I have tried a wax bar of soap (can’t recall name or brand). Granted this was not for my hair but for my face after I found out I had eczema in 2014. The bar of soap hasn’t run out yet because I no longer use it. I never felt like it really cleansed but It is worth a try for those looking to explore.
Co-washing is the act of washing your hair with conditioner only. This practise has been widespread around the natural community and has been spoken about many many times. The idea is that you want to get your hair and scalp clean without losing all the good oils that are already there. Conditioner works well with getting some amount of dirt and oil out of your hair but it’s not 100% effective. Conditioner also replenishes your hair with moisture and helps to return it to an optimal state after a shampoo. To get the best result from a co-wash, I recommend massaging the conditioner into damp hair and let it sit for a few minutes before rinsing with cold water.
This was something I did for a while when my hair was short enough to be washed frequently and styled. I liked how healthy my hair felt over time. Additionally, it built up the elasticity of my hair. I’ve had breakage problems forever but during this period, my strands would give a lil stretch instead of immediately snapping.
- Baking soda and Apple Cider Vinegar
Baking soda and Apple Cider vinegar sounds odd but it works. Baking soda acts an agent to get dirt and oil off hair and scalp without the use of sulphates. The hair, however, will feel dry/brittle/coarse/unhealthy (the words that describe how mine felt) because of the drastic change of their environment ph. This is where the vinegar comes in. The vinegar balances it out to bring the pH down to a suitable level. Both the baking soda and apple cider vinegar should be diluted and not added to your scalp in their raw form.
This method was by far my most favourite. I was sceptical about it at first but I was surprised after my first use. It REALLY got my scalp clean. I mean REALLY REALLY. The vinegar also added some sheen to my hair. My only dislike was the fact that they stung my eyes (part of life) and they don’t have the best smell.
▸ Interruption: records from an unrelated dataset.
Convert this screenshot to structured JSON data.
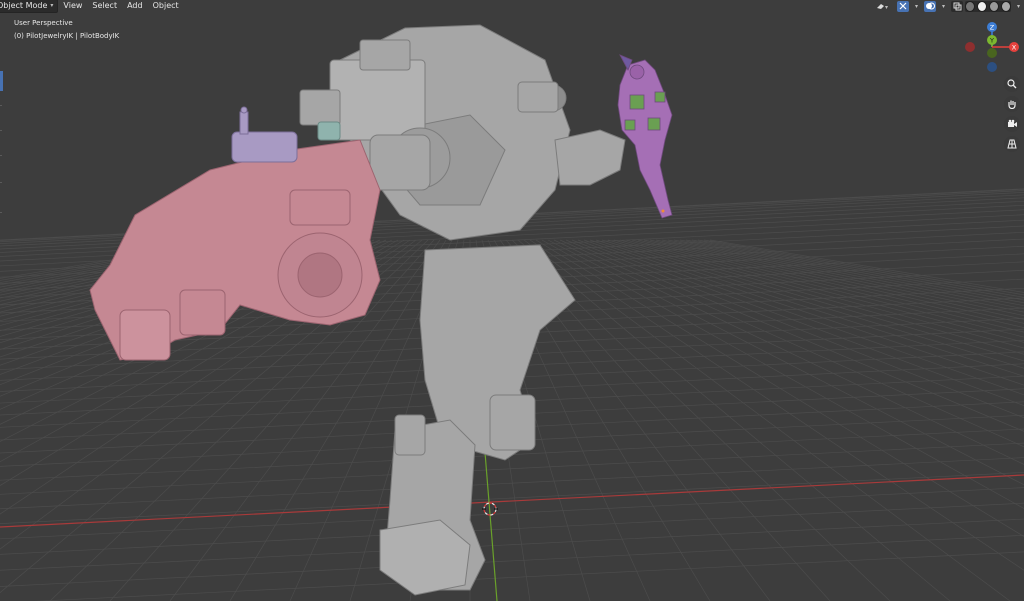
{
  "header": {
    "mode_label": "Object Mode",
    "menus": [
      "View",
      "Select",
      "Add",
      "Object"
    ]
  },
  "viewport": {
    "perspective_label": "User Perspective",
    "collection_label": "(0) PilotJewelryIK | PilotBodyIK"
  },
  "gizmo": {
    "z_label": "Z",
    "y_label": "Y",
    "x_label": "X",
    "colors": {
      "x_axis": "#e6413d",
      "y_axis": "#7cb82f",
      "z_axis": "#3d7ed6"
    }
  },
  "navigation": {
    "zoom_icon": "zoom-icon",
    "pan_icon": "hand-icon",
    "camera_icon": "camera-icon",
    "grid_icon": "grid-view-icon"
  },
  "toolbar_right": {
    "icons": [
      "view-object-types-icon",
      "gizmo-icon",
      "overlays-icon",
      "xray-icon",
      "wireframe-shading-icon",
      "solid-shading-icon",
      "material-shading-icon",
      "rendered-shading-icon"
    ]
  },
  "scene": {
    "colors": {
      "background": "#3d3d3d",
      "grid": "#4a4a4a",
      "x_axis_line": "#a83a3a",
      "y_axis_line": "#6aa12a",
      "mech": "#a9a9a9",
      "weapon": "#c58a96",
      "pilot": "#a672b3"
    }
  }
}
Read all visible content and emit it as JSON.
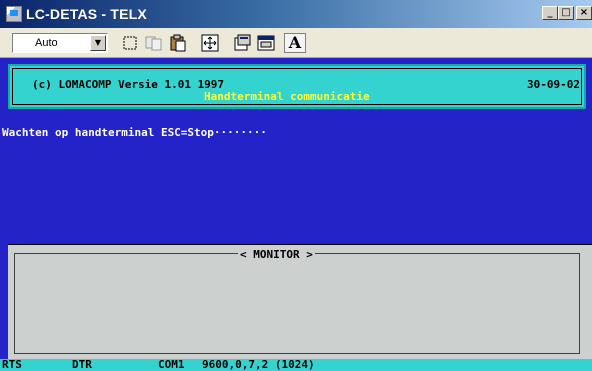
{
  "window": {
    "title": "LC-DETAS - TELX",
    "minimize_label": "_",
    "maximize_label": "□",
    "close_label": "×"
  },
  "toolbar": {
    "font_select_value": "Auto",
    "icons": [
      "select-icon",
      "copy-icon",
      "paste-icon",
      "fullscreen-icon",
      "properties-icon",
      "background-icon",
      "font-icon"
    ],
    "font_button_label": "A"
  },
  "terminal": {
    "header": {
      "copyright": "(c) LOMACOMP Versie 1.01 1997",
      "date": "30-09-02",
      "subtitle": "Handterminal communicatie"
    },
    "wait_message": "Wachten op handterminal ESC=Stop········",
    "monitor_title": "< MONITOR >",
    "status": {
      "rts": "RTS",
      "dtr": "DTR",
      "port": "COM1",
      "params": "9600,0,7,2 (1024)"
    }
  },
  "colors": {
    "terminal_bg": "#2323c8",
    "header_bg": "#34d3d0",
    "subtitle": "#ffff33",
    "monitor_bg": "#ccd1cf"
  }
}
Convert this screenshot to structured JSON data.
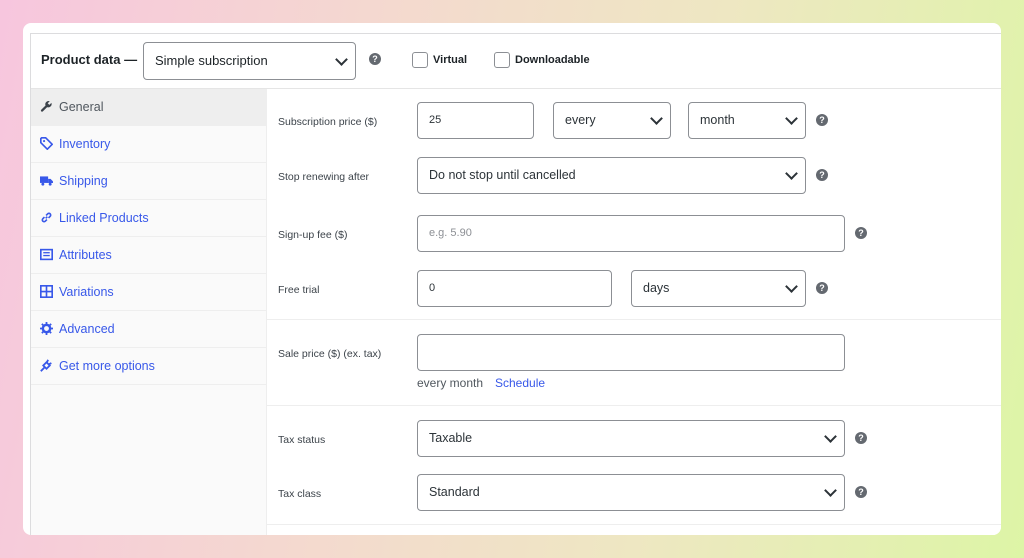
{
  "header": {
    "title": "Product data —",
    "product_type": "Simple subscription",
    "virtual_label": "Virtual",
    "downloadable_label": "Downloadable",
    "help_glyph": "?"
  },
  "sidebar": {
    "items": [
      {
        "label": "General",
        "icon": "wrench-icon",
        "active": true
      },
      {
        "label": "Inventory",
        "icon": "tag-icon"
      },
      {
        "label": "Shipping",
        "icon": "truck-icon"
      },
      {
        "label": "Linked Products",
        "icon": "link-icon"
      },
      {
        "label": "Attributes",
        "icon": "list-icon"
      },
      {
        "label": "Variations",
        "icon": "grid-icon"
      },
      {
        "label": "Advanced",
        "icon": "gear-icon"
      },
      {
        "label": "Get more options",
        "icon": "plug-icon"
      }
    ]
  },
  "fields": {
    "subscription_price": {
      "label": "Subscription price ($)",
      "value": "25",
      "interval": "every",
      "period": "month"
    },
    "stop_renewing": {
      "label": "Stop renewing after",
      "value": "Do not stop until cancelled"
    },
    "signup_fee": {
      "label": "Sign-up fee ($)",
      "placeholder": "e.g. 5.90"
    },
    "free_trial": {
      "label": "Free trial",
      "value": "0",
      "unit": "days"
    },
    "sale_price": {
      "label": "Sale price ($) (ex. tax)",
      "value": "",
      "note": "every month",
      "schedule_link": "Schedule"
    },
    "tax_status": {
      "label": "Tax status",
      "value": "Taxable"
    },
    "tax_class": {
      "label": "Tax class",
      "value": "Standard"
    }
  },
  "colors": {
    "accent": "#3858e9",
    "border": "#8c8f94",
    "active_tab": "#eeeeee"
  }
}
Tell me what you think. I want to know what you’ve tried and how it has worked for you.